First, he must find the evergreen oak in the depths of the forest where mistletoe hangs from an upper branch. This is called the golden bough because yellow blossoms of the mistletoe that grows on oak are that color year-round. He must separate the parasitic plant with his bare hands.
Once he has done this, he is given a sword. Weapons are forbidden to all except the King of the Woods and his challenger in this sacred precinct. Two desperate men now stalk and hunt each other through the woods. Even if he is old, the reigning king has the advantage of knowing the forest well, The challenger has the advantage of relative youth. They meet in mortal combat and one dies.
The survivor, maybe wounded, must drag the body of the slain contender to the funeral pyre. After, he must carry ashes and bones down into a deep cave, viewed as a mouth of the Underworld, to lay them in an ossuary of fallen kings. Down there, he will dream and see visions. When he returns to the world above he will not be the same because he has gone through the death and rebirth of the shaman.
His reward may include becoming the mate of the Goddess - embodied by her priestess - in the hieros gamos, the sacred marriage. His life will always be lived on the edge, with death at his shoulder.
* In the Roman calendar, while the Ides of March notoriously falls on the 15th of the month, the Ides of August falls on the 13th. Julius Caesar has an interesting connection with Lake Nemi.
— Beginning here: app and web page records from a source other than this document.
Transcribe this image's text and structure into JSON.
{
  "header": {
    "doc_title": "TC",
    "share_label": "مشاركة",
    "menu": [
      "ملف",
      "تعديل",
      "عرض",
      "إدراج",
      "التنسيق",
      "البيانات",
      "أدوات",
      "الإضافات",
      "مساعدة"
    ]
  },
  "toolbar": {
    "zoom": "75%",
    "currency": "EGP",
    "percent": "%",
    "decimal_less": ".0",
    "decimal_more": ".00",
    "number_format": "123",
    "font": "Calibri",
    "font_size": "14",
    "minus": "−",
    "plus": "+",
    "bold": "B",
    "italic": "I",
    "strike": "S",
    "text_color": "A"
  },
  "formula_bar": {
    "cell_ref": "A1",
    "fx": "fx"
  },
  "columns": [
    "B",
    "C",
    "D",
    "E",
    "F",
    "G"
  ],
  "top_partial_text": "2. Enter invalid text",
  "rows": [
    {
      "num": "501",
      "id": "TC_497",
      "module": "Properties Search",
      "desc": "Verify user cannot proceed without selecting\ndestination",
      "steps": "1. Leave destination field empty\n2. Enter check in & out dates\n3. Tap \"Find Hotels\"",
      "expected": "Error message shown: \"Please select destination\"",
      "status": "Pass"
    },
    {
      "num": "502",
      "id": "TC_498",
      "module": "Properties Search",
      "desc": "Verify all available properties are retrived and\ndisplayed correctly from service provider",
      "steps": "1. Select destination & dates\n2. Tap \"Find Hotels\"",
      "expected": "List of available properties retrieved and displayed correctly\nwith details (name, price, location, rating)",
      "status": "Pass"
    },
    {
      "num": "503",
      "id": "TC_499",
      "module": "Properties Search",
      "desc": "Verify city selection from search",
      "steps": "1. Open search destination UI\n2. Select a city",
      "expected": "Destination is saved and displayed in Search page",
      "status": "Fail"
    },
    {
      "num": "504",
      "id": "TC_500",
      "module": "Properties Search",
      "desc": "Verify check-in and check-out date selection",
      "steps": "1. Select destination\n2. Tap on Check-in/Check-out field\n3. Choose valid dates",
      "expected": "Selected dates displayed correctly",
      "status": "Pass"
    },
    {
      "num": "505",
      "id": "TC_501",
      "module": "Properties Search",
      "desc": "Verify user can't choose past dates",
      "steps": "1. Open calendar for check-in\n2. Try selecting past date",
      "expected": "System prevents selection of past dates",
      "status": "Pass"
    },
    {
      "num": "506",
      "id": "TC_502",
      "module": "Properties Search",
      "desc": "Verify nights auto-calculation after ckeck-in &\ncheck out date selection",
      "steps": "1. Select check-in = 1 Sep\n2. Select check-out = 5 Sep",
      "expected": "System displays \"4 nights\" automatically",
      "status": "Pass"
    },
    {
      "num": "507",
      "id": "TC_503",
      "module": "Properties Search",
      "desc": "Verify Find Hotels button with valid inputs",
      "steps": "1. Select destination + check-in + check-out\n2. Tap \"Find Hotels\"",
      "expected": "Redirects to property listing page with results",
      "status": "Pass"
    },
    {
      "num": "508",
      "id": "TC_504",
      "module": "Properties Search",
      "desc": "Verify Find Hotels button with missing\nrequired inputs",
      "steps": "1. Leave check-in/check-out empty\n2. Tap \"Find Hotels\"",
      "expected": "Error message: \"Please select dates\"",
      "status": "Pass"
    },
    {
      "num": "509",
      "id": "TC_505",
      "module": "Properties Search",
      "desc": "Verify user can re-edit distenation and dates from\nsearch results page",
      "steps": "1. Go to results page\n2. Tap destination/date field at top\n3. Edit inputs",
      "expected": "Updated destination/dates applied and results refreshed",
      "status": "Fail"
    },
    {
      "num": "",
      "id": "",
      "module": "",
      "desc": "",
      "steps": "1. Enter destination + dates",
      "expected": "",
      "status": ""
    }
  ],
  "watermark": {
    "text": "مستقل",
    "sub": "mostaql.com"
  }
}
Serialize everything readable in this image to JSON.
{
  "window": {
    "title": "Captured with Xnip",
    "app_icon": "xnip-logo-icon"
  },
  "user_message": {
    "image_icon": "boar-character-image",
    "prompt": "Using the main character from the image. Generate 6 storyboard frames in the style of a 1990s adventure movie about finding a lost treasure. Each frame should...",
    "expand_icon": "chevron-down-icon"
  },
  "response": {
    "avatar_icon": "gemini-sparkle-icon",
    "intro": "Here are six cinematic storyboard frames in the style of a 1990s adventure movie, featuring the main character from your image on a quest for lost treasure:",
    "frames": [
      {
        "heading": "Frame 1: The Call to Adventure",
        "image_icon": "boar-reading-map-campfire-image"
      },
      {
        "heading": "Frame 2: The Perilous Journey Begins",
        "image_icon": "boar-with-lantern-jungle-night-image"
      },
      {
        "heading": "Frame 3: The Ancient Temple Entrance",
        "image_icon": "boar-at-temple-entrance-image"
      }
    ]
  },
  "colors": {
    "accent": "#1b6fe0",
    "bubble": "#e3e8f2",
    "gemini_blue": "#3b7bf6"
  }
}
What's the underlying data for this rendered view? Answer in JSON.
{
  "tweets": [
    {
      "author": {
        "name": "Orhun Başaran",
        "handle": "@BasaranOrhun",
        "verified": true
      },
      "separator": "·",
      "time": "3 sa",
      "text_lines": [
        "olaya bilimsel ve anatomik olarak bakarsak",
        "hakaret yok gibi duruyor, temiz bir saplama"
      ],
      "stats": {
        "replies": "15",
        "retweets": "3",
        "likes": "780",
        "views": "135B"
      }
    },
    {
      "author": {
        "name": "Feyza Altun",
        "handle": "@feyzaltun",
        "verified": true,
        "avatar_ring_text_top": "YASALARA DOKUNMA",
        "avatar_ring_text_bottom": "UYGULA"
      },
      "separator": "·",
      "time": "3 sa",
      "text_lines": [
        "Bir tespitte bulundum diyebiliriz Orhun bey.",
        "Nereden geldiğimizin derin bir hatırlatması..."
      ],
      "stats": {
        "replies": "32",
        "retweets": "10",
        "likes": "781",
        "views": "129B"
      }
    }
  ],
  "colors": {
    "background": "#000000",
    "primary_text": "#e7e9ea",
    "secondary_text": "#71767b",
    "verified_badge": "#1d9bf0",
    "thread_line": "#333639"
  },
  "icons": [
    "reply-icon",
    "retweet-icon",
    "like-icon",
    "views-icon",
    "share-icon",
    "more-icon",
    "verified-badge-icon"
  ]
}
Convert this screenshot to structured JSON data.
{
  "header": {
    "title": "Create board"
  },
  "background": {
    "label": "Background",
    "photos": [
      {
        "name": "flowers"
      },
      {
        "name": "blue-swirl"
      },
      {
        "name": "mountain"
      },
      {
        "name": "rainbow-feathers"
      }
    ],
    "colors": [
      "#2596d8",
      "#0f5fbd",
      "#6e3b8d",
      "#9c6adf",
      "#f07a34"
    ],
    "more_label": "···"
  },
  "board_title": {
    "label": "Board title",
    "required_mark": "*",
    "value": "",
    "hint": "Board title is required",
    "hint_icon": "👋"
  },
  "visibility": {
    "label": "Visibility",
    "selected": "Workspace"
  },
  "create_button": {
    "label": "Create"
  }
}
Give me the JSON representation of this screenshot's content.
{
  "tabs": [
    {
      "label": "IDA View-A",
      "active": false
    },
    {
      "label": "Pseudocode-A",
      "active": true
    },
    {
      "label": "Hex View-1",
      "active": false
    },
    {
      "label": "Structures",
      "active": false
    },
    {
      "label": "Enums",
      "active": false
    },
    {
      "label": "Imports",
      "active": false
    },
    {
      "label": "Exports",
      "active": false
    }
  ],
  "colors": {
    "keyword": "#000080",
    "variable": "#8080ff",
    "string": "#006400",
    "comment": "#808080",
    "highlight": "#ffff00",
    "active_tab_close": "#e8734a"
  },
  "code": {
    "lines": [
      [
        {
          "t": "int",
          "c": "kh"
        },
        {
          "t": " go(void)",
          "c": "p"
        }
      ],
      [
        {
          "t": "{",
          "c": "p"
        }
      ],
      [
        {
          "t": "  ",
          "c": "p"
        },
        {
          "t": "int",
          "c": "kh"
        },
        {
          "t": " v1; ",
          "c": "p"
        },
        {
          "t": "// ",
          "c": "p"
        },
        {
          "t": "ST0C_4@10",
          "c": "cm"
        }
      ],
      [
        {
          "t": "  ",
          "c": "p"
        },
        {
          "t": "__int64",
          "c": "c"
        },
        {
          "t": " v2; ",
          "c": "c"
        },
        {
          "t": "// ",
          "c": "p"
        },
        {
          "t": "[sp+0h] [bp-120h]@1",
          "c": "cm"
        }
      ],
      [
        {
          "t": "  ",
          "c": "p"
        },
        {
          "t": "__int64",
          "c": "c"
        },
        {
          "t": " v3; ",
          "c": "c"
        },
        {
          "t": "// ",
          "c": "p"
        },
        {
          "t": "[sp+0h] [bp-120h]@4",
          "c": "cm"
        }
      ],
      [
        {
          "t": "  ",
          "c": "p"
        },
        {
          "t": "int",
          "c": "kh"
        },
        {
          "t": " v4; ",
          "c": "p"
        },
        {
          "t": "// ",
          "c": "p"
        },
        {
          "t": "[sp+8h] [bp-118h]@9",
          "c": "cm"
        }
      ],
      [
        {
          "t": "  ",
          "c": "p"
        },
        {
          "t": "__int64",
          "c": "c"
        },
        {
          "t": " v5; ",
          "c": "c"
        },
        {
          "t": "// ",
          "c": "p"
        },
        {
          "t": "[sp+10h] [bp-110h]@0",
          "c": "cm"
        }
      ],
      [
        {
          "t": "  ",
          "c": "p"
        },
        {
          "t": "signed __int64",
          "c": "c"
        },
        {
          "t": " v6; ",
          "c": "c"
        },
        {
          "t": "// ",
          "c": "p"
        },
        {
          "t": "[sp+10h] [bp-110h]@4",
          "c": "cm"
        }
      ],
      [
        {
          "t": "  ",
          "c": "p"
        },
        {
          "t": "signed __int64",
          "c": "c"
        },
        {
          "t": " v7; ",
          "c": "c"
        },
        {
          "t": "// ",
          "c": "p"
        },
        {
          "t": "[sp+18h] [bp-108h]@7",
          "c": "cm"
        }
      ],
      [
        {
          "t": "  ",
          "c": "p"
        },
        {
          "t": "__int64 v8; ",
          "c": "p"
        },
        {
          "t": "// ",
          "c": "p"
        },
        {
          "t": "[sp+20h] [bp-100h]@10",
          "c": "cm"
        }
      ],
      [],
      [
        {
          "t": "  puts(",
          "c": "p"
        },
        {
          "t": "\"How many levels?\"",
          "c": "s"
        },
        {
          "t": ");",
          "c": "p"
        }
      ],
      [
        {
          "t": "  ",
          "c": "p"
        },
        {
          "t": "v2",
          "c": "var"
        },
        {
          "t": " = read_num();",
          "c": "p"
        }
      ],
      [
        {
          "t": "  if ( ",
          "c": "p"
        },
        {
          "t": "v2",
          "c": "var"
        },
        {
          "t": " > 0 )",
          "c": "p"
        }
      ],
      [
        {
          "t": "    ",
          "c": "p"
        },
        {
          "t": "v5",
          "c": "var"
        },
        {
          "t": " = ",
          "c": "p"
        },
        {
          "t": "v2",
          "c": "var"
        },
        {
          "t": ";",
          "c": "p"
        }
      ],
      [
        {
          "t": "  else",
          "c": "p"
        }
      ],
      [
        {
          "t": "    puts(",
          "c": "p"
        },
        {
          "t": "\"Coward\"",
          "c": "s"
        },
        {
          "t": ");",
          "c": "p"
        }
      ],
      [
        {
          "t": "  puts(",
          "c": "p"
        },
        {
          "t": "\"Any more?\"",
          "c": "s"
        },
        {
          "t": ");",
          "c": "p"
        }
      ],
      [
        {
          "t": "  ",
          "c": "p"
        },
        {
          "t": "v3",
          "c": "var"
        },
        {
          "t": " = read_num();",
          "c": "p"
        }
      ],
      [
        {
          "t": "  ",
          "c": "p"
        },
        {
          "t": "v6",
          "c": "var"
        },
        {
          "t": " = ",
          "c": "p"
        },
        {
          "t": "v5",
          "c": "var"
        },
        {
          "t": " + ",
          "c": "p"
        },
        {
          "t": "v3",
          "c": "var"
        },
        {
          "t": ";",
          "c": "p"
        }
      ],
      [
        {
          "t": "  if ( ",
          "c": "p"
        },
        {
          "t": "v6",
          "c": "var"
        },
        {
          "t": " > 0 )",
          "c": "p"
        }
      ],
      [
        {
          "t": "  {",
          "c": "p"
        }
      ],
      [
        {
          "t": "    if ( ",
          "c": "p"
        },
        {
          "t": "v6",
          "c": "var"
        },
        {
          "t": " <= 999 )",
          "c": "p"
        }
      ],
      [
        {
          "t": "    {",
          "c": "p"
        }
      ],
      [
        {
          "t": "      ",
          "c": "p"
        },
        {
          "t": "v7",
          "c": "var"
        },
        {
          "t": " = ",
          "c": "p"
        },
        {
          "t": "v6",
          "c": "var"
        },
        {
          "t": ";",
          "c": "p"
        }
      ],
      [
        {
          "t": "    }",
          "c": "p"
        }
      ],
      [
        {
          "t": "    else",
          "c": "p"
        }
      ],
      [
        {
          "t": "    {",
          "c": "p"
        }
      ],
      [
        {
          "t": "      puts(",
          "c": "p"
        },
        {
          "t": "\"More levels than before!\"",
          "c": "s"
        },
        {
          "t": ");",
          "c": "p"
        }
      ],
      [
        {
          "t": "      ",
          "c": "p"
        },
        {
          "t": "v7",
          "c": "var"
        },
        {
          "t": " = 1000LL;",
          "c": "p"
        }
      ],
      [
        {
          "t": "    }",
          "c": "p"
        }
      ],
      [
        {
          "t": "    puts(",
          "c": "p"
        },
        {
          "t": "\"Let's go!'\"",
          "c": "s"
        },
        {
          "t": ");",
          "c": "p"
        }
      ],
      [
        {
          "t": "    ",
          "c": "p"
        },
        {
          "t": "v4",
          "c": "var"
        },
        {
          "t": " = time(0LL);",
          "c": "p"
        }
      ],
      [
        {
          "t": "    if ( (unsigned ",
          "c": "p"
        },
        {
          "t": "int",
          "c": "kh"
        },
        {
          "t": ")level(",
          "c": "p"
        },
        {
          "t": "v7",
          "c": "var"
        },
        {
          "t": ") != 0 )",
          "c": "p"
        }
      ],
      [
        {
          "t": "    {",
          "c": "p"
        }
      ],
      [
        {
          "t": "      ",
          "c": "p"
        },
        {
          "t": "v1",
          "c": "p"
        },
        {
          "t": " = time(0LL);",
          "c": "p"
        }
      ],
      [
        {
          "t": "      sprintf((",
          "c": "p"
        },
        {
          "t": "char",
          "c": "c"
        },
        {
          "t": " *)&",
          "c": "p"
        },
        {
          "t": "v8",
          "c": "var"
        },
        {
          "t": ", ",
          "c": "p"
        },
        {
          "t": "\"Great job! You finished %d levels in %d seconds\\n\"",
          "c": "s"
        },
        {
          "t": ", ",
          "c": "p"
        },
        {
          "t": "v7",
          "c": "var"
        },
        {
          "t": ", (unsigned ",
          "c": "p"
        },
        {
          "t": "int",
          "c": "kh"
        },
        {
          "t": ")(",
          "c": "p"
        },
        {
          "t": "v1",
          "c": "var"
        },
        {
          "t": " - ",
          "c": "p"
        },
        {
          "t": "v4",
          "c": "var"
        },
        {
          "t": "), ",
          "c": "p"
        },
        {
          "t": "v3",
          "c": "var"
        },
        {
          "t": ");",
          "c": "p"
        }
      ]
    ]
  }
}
He had a sumptuous villa built overlooking the lake. But when he came to inspect it for the first time he ordered it leveled to the ground. It may be that surveying the sacred wood, he suddenly felt fear at the sight of a place where royal succession was accomplished by assassination.
Art at top: Speculum Dianae by Enrico Coleman (1909)